Having watched the demeanour of this witness when he appeared in Court and after going through his testimony, I am of the view that he is telling the truth and there appears to be no reason for him to side with either party. Exhibit PW 2/ D is the original report prepared by him under R. 7 of the Rules. It may be recalled that under S. 35 of the Act the returning officer is required to give notice of nominations and the time and place for their scrutiny and this notice is required to be given under R. 7 in Form 3A. Exhibit PW 2/D is this notice. A bare look at this document shows that the serial No. of the nomination paper filed by Jit Singh was 2 and he had filed only one nomination paper. Those candidates who had filed more than one nomination papers the total number thereof had been shown in this statutory notice. The returning officer prepared this notice while performing his official duties and no meaningful argument could be advanced by the counsel for the petitioner to persuade me not to rely on this document. I have gone through the evidence, oral and documentary and it appears that the returning officer while preparing the statement Exhibits PW I / A, PW 1 / B and PW 6/1 committed an inadvertent error in showingthe number of nomination papers filed by Jit Singh as 3 and the petitioner wants to lake advantage of this error so as to contend that three nomination papers had been filed by Jit Singh though from the record we find that there was only one nomination paper. Exhibits PW I / C and PW 2/ C are only the carbon copies of the original order dt. Feb. 3, 1992 passed by the returning officer rejecting the solitary nomination paper filed by Jit Singh. These orders cannot, thus, be said to have rejected any other two nomination papers allegedly filed by Jit Singh. Moreover, the best person who could have told this Court as to the total number of nominations filed by Jit Singh, was Jit Singh himself who must, have been in possession of receipts issued by the returning officer in regard to the filing of the nomination papers but for reasons best known to the petitioner, he has not been produced.

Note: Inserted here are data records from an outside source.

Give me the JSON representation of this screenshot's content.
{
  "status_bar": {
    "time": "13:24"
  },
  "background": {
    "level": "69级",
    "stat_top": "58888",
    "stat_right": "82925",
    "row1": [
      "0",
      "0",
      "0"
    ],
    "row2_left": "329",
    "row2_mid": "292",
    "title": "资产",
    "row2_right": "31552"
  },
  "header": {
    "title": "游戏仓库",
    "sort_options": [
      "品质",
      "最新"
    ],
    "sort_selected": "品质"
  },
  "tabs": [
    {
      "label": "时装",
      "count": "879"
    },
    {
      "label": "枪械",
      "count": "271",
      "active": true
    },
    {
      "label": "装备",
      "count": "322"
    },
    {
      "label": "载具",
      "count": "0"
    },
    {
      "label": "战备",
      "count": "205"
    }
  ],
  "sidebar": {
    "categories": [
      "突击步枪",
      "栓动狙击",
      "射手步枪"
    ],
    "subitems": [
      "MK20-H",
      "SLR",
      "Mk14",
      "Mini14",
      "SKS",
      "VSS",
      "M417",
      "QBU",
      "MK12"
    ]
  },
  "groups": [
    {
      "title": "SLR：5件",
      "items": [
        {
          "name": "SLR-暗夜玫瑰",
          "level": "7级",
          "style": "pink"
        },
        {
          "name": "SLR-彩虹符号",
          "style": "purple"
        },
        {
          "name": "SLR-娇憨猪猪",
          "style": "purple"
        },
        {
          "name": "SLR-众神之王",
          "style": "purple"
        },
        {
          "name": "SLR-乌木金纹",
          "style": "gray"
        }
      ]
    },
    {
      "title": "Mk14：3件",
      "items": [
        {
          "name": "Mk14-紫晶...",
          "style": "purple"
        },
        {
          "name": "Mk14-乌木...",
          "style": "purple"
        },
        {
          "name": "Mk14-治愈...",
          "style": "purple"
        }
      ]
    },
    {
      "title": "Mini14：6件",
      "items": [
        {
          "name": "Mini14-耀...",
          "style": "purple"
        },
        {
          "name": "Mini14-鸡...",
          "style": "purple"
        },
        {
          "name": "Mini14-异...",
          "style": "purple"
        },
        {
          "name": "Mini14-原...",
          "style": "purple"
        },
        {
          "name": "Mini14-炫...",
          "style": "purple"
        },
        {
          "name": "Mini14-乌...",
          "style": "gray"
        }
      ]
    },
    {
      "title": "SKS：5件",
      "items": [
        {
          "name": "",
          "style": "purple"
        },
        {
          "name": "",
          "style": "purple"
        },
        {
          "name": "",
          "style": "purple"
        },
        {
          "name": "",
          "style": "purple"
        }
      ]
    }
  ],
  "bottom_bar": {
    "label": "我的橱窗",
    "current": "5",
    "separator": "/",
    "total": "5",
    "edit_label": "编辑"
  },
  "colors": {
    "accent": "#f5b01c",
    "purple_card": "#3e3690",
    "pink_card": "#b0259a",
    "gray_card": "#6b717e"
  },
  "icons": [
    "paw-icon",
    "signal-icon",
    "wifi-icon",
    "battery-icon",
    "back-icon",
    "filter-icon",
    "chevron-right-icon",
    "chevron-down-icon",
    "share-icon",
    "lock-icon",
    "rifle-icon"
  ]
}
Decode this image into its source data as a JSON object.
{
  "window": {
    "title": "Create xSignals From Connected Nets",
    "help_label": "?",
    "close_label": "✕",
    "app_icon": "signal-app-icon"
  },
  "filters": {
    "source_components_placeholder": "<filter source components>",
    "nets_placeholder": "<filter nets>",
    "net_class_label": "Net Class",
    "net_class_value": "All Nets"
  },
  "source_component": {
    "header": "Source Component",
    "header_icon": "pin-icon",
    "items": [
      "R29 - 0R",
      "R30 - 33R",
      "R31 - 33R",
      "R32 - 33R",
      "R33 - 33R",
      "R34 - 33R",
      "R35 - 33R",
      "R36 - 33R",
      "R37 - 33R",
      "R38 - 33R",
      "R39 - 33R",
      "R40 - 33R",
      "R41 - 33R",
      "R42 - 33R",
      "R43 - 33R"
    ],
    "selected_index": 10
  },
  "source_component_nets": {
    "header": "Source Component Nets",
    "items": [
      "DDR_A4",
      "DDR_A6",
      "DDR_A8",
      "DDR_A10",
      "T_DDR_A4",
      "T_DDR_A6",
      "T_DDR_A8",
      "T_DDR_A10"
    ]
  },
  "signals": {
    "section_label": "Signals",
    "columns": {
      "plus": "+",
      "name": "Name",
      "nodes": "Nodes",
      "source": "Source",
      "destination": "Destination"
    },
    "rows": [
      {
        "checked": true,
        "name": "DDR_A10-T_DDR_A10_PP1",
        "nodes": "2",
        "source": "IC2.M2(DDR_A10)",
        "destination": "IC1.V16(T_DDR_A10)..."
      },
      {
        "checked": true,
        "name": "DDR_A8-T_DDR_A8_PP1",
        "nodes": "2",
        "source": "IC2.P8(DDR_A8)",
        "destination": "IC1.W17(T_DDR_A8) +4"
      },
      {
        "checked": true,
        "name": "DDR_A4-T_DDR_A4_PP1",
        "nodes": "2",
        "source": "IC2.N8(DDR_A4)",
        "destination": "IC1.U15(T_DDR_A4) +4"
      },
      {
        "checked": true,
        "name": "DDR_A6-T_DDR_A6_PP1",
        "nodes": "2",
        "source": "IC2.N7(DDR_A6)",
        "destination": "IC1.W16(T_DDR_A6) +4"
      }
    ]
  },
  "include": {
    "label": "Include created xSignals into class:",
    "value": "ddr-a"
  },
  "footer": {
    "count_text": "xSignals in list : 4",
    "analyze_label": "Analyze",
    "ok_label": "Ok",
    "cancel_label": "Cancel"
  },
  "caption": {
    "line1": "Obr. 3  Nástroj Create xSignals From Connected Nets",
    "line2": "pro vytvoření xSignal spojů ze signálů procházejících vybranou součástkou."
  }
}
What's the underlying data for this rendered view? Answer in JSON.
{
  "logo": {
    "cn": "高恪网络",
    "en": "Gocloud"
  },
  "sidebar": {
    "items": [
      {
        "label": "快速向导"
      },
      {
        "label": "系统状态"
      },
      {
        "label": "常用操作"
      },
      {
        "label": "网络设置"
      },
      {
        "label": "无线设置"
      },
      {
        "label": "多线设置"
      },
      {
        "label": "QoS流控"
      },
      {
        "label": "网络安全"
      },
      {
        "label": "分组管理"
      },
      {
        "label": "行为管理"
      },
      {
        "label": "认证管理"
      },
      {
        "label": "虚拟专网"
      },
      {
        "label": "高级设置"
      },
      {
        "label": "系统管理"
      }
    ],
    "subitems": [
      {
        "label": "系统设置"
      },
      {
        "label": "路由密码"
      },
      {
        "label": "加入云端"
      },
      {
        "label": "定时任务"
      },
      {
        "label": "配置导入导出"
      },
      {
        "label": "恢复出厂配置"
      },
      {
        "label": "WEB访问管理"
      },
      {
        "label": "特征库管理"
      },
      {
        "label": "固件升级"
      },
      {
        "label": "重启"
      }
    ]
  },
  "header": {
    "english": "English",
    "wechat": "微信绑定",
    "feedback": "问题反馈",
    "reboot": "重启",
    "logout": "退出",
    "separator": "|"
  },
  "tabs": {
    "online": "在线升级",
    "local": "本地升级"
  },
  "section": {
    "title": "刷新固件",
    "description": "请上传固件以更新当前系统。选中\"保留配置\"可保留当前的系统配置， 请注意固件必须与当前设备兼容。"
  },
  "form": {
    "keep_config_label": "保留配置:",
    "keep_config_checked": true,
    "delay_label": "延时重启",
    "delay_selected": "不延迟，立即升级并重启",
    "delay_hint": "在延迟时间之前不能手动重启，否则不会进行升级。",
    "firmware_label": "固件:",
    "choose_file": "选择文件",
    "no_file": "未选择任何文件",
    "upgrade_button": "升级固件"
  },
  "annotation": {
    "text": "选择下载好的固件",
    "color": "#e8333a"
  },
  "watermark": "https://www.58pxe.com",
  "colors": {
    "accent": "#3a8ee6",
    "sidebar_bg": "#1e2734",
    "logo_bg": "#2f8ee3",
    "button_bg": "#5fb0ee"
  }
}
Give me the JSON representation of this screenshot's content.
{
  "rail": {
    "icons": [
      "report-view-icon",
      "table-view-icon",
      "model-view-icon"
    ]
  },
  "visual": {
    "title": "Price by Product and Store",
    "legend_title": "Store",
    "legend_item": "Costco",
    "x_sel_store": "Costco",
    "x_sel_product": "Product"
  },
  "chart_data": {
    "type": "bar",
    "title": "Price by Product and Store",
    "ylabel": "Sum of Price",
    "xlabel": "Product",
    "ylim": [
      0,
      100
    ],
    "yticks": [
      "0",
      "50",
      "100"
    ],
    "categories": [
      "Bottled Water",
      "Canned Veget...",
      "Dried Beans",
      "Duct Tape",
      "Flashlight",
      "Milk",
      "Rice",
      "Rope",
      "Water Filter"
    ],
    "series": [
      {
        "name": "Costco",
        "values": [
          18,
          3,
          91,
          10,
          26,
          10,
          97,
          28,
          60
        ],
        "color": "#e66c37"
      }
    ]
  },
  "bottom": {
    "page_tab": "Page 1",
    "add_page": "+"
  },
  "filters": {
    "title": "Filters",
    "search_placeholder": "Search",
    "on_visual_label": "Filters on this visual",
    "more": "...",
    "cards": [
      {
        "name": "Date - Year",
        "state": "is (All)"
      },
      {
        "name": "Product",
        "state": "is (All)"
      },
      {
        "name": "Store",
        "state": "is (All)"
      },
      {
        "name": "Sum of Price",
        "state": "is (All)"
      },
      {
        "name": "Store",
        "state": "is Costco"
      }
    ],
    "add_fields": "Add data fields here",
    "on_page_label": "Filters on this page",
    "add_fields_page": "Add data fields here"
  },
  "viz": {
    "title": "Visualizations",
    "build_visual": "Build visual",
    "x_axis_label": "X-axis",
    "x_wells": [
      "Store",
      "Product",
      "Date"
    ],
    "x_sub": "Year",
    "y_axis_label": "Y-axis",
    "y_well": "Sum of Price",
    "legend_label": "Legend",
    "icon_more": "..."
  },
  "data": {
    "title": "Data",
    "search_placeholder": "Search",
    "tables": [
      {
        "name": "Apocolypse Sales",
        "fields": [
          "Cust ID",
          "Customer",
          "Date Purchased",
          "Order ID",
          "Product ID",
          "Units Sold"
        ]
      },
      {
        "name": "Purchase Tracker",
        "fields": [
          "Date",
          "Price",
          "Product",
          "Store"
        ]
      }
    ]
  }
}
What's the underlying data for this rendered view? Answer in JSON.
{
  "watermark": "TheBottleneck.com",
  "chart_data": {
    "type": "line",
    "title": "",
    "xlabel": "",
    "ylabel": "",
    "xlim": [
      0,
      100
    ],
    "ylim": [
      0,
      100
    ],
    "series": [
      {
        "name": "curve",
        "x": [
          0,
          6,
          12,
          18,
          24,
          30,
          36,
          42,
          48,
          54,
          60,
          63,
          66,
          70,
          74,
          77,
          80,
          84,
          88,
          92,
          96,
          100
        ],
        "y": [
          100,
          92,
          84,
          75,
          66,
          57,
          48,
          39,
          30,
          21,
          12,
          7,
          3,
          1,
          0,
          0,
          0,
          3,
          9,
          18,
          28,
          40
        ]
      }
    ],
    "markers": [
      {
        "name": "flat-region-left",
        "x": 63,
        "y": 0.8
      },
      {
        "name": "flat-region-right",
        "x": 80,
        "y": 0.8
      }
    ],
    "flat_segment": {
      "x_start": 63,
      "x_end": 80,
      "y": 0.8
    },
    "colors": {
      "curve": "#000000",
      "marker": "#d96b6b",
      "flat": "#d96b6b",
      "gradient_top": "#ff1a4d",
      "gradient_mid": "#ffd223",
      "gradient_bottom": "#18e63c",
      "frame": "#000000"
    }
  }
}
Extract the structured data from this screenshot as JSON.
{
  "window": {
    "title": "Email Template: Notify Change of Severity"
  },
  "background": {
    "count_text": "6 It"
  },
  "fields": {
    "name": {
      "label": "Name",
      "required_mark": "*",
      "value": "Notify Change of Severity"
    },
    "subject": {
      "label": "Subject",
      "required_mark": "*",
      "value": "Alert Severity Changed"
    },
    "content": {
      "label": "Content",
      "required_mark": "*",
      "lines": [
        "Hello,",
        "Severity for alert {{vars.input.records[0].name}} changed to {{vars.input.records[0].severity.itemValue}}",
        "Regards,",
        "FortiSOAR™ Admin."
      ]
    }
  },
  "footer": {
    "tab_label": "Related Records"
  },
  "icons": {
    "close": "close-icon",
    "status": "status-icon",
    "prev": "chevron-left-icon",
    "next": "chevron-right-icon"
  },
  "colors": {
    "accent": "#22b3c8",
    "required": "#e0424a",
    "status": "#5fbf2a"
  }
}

10. For all these reasons I have no hesita-tion in holding that Jit Singh had filed only one nomination paper which is Exhibit PW 2/A and the same was validly rejected by the returning officer. It may be observed at this stage that the petitioner had claimed no issue in respect of this factual controversy but since the point was raised in the course of proceedings and evidence was led, I, in the interest of justice, have disposed of this matter as well.
11. No other point was raised.
12. Consequently, I find no merit in the petition and the same stands dismissed with costs.
13. Petition dismissed.